- Hide pages from live site by archiving or unpublishing them.
- Move pages to a dedicated archive location in the content tree.
- Identify how often content should be reviewed.
- Control data growth and keep desired performance by having processes in place to:
- Delete old pages (with replacement URL redirection for SEO purposes).
- Move old pages out of the content tree (e.g., to a custom table or custom module class).
- Consider automating content processing with advanced workflow.
- Use translation services to automate the translation process (this can be part of an advanced workflow).
- Use culture specific URLs (e.g. /en-us/news and /fr-fr/news) for the same page to meet your SEO requirements.
- Consider whether a page should fall back to the default content, 404, or other page if it is not available in the current language.
- Evaluate whether you should use SKUs with pages versus the standalone SKUs option of storing products (see the E-commerce customization model documentation for more details).
- Keep the total pages for all sites, including culture variants, under 500K pages.
- Keep the number of direct children of any particular page under 1K.
- Keep content categorized, grouped, or structured using some rule (e.g., group content by release date: /Blogs/2016/January/My-Blog-Post).
- Move content outside of the content tree after publishing if you expect there will be too much content.
- This allows you to use workflows while keeping the content tree size small.
- Restrict access to applications, modules, and WYSIWYG toolbar options based on roles.
- Restrict editor access to certain page properties (e.g., metadata, URL alias, etc.) within the Pages application as necessary.
- Restrict editor access to certain buttons (e.g., source view, font color, etc.) as necessary.
Determine the proper way to store media files on the website by analyzing the nature of the files (e.g., sizes, types, quantity), as well as how they will be used (e.g., do they need security, resizing, or watermarking).
We recommend storing most files in the standard media library which stores the files on the disk by default.
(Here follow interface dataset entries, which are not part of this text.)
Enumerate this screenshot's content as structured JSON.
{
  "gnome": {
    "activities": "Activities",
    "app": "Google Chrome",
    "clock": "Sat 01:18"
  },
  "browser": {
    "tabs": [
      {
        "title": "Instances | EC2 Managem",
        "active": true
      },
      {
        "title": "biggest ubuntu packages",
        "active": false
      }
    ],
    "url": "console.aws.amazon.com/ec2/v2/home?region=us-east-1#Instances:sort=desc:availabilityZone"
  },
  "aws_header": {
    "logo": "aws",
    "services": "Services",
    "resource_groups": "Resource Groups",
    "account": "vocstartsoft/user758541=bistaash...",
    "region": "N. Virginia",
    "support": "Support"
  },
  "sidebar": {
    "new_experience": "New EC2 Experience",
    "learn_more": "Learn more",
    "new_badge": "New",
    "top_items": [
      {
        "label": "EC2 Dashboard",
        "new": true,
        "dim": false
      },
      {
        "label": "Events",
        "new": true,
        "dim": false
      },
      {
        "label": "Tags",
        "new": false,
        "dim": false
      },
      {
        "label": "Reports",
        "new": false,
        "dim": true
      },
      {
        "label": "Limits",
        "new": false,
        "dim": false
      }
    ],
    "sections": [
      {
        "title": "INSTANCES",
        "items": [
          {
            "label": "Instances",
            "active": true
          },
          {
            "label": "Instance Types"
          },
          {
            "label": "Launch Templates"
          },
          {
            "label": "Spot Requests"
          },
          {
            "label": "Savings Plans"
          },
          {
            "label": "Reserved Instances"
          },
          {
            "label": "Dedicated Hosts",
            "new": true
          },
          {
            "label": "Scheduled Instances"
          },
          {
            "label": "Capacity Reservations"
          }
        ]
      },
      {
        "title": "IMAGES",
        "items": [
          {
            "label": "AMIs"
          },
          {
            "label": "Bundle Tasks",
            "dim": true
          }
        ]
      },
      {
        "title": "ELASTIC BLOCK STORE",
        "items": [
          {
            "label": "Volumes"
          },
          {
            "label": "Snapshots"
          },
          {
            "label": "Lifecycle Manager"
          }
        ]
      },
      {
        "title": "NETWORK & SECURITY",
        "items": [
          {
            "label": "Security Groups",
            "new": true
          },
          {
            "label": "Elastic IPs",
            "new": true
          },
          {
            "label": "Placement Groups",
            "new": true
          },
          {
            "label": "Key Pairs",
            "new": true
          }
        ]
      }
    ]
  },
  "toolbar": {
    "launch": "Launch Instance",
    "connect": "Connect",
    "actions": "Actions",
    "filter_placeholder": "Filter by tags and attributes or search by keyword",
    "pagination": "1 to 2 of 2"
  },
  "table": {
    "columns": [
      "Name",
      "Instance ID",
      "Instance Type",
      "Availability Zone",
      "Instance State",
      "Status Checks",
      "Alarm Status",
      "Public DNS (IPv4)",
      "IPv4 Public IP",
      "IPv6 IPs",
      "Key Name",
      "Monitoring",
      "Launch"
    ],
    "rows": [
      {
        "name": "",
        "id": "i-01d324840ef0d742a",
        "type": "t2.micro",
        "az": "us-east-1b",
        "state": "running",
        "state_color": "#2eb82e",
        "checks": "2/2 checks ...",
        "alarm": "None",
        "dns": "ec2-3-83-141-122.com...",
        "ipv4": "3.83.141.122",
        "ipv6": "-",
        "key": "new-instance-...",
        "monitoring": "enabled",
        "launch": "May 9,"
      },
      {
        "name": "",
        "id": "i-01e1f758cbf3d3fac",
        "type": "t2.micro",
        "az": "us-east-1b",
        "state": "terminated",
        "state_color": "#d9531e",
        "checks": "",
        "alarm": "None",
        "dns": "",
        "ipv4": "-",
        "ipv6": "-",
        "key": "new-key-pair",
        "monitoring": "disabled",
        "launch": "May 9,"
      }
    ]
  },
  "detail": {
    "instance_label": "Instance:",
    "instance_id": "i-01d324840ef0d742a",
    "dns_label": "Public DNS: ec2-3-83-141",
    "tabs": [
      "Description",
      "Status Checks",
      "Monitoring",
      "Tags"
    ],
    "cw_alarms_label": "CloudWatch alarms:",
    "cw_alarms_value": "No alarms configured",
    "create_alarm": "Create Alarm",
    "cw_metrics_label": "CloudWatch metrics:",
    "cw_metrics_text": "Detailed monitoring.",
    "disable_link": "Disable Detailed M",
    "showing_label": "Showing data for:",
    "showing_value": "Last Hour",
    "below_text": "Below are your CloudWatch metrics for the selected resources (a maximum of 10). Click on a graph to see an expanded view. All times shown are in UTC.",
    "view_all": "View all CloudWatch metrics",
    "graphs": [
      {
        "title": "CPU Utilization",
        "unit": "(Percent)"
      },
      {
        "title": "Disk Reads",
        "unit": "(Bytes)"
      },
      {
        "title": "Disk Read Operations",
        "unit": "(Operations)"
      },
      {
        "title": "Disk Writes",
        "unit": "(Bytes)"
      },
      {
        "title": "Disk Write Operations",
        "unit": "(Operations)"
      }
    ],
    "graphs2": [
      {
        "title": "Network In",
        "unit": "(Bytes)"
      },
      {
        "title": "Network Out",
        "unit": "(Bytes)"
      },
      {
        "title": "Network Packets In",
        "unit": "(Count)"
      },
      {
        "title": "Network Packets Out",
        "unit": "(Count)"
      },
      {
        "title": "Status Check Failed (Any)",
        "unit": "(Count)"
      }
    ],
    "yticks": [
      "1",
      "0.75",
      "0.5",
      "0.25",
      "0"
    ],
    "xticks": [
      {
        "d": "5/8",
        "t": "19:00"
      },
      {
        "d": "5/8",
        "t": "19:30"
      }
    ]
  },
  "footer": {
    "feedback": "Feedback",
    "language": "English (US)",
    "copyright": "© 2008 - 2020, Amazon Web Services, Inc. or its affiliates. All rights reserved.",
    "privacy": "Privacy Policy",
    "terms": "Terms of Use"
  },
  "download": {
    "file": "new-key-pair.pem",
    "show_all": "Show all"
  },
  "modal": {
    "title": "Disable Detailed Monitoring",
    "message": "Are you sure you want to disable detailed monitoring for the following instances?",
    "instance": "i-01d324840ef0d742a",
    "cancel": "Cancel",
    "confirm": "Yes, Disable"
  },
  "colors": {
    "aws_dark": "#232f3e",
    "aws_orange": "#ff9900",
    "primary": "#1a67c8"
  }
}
Furthermore, this approach also provides the easiest path to using a CDN. We recommend avoiding serving files from attachments or the content tree unless you need functionality that can only be provided this way.
- Use the CMS.File page type for storing files in the content tree when you need features like workflow, multilingual support, search, permissioning, and categorization (tags or categories).
- Avoid using the content tree if you plan to upload a large quantity of files or large size files as this can severely impact the performance.
- Use only when you need to associate file(s) with a specific page.
- Attachments follow the life cycle and restrictions of the page they are attached to.
- Use when you are storing a large number of files or storing large files.
- Use when you need to serve the files from a CDN.
- Create a custom smart search indexer if you need to search in a media library, as the binary data of media library files is not searchable by default.
- Avoid media libraries if you need to secure the files, as the files are always accessible (Note: you can restrict access to a media library in the administration interface, but the files are still public).
- Store your design assets on the file system in an organized way (e.g., images for a stylesheet should be stored in the App_Themes subfolder for the stylesheet they are related to).